[Dataset records]
_ _ _

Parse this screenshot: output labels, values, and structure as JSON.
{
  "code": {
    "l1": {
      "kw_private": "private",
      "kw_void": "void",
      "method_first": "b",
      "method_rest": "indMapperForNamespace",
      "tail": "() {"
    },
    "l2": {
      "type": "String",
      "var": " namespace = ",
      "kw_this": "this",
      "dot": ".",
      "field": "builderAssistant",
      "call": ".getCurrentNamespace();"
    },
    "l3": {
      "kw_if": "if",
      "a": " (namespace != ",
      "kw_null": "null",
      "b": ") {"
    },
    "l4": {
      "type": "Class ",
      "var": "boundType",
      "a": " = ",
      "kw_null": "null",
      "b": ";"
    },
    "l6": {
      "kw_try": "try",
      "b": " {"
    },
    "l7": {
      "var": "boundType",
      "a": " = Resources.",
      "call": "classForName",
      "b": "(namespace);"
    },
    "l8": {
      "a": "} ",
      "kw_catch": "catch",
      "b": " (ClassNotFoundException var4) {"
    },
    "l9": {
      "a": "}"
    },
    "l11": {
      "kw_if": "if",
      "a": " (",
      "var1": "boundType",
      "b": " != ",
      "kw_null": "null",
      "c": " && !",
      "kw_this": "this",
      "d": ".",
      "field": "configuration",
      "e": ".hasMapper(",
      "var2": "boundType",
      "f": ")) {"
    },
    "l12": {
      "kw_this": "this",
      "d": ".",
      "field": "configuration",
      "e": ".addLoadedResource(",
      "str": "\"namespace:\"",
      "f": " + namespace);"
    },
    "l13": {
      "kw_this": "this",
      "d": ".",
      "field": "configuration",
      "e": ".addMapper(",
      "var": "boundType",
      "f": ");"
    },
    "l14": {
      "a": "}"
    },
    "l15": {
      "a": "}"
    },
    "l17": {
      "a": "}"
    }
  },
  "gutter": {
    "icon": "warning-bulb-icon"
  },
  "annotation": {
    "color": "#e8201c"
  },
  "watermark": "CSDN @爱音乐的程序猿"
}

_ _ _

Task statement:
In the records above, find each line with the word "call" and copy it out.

Completed exercise:
      "call": ".getCurrentNamespace();"
      "call": "classForName",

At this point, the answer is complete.